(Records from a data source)

▼

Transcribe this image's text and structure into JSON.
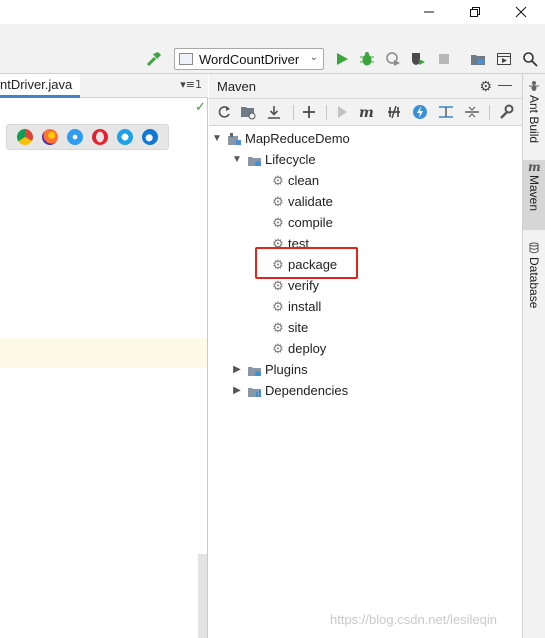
{
  "toolbar": {
    "run_config": "WordCountDriver"
  },
  "editor": {
    "tab_label": "ntDriver.java",
    "tab_menu": "▾≡1",
    "browsers": [
      "chrome-icon",
      "firefox-icon",
      "safari-icon",
      "opera-icon",
      "ie-icon",
      "edge-icon"
    ]
  },
  "maven": {
    "title": "Maven",
    "project": "MapReduceDemo",
    "lifecycle_label": "Lifecycle",
    "lifecycle": [
      "clean",
      "validate",
      "compile",
      "test",
      "package",
      "verify",
      "install",
      "site",
      "deploy"
    ],
    "plugins_label": "Plugins",
    "dependencies_label": "Dependencies",
    "highlighted": "package"
  },
  "stripe": {
    "ant_build": "Ant Build",
    "maven": "Maven",
    "database": "Database"
  },
  "watermark": "https://blog.csdn.net/lesileqin",
  "colors": {
    "run_green": "#3aa53a",
    "highlight_red": "#e0261c",
    "tab_underline": "#4083c9",
    "caret_line": "#fdfae8"
  }
}
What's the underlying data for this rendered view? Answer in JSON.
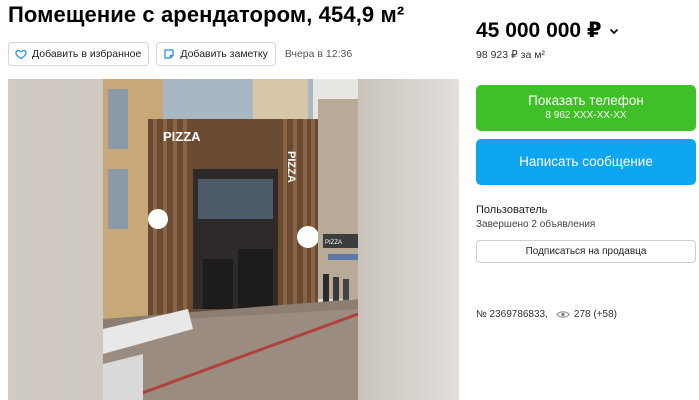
{
  "listing": {
    "title": "Помещение с арендатором, 454,9 м²",
    "actions": {
      "favorite_label": "Добавить в избранное",
      "note_label": "Добавить заметку"
    },
    "date": "Вчера в 12:36",
    "photo": {
      "sign_left": "PIZZA",
      "sign_right": "PIZZA",
      "banner": "PIZZA"
    }
  },
  "sidebar": {
    "price": "45 000 000 ₽",
    "price_per_m": "98 923 ₽ за м²",
    "phone_button": {
      "label": "Показать телефон",
      "masked_number": "8 962 XXX-XX-XX"
    },
    "message_button": "Написать сообщение",
    "seller": {
      "name": "Пользователь",
      "status": "Завершено 2 объявления"
    },
    "subscribe_button": "Подписаться на продавца",
    "ad_number": "№ 2369786833,",
    "views": "278 (+58)"
  },
  "colors": {
    "phone_button": "#3fc027",
    "message_button": "#0fa6f1",
    "favorite_icon": "#1a8cff",
    "note_icon": "#1a8cff"
  },
  "icons": [
    "heart-icon",
    "note-icon",
    "chevron-down-icon",
    "eye-icon"
  ]
}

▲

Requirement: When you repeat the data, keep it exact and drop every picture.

Solution for this problem:
Transcribe this image's text and structure into JSON.
{
  "toolbar": {
    "run_config": "WordCountDriver"
  },
  "editor": {
    "tab_label": "ntDriver.java",
    "tab_menu": "▾≡1",
    "browsers": [
      "chrome-icon",
      "firefox-icon",
      "safari-icon",
      "opera-icon",
      "ie-icon",
      "edge-icon"
    ]
  },
  "maven": {
    "title": "Maven",
    "project": "MapReduceDemo",
    "lifecycle_label": "Lifecycle",
    "lifecycle": [
      "clean",
      "validate",
      "compile",
      "test",
      "package",
      "verify",
      "install",
      "site",
      "deploy"
    ],
    "plugins_label": "Plugins",
    "dependencies_label": "Dependencies",
    "highlighted": "package"
  },
  "stripe": {
    "ant_build": "Ant Build",
    "maven": "Maven",
    "database": "Database"
  },
  "watermark": "https://blog.csdn.net/lesileqin",
  "colors": {
    "run_green": "#3aa53a",
    "highlight_red": "#e0261c",
    "tab_underline": "#4083c9",
    "caret_line": "#fdfae8"
  }
}
What's the underlying data for this rendered view? Answer in JSON.
{
  "listing": {
    "title": "Помещение с арендатором, 454,9 м²",
    "actions": {
      "favorite_label": "Добавить в избранное",
      "note_label": "Добавить заметку"
    },
    "date": "Вчера в 12:36",
    "photo": {
      "sign_left": "PIZZA",
      "sign_right": "PIZZA",
      "banner": "PIZZA"
    }
  },
  "sidebar": {
    "price": "45 000 000 ₽",
    "price_per_m": "98 923 ₽ за м²",
    "phone_button": {
      "label": "Показать телефон",
      "masked_number": "8 962 XXX-XX-XX"
    },
    "message_button": "Написать сообщение",
    "seller": {
      "name": "Пользователь",
      "status": "Завершено 2 объявления"
    },
    "subscribe_button": "Подписаться на продавца",
    "ad_number": "№ 2369786833,",
    "views": "278 (+58)"
  },
  "colors": {
    "phone_button": "#3fc027",
    "message_button": "#0fa6f1",
    "favorite_icon": "#1a8cff",
    "note_icon": "#1a8cff"
  },
  "icons": [
    "heart-icon",
    "note-icon",
    "chevron-down-icon",
    "eye-icon"
  ]
}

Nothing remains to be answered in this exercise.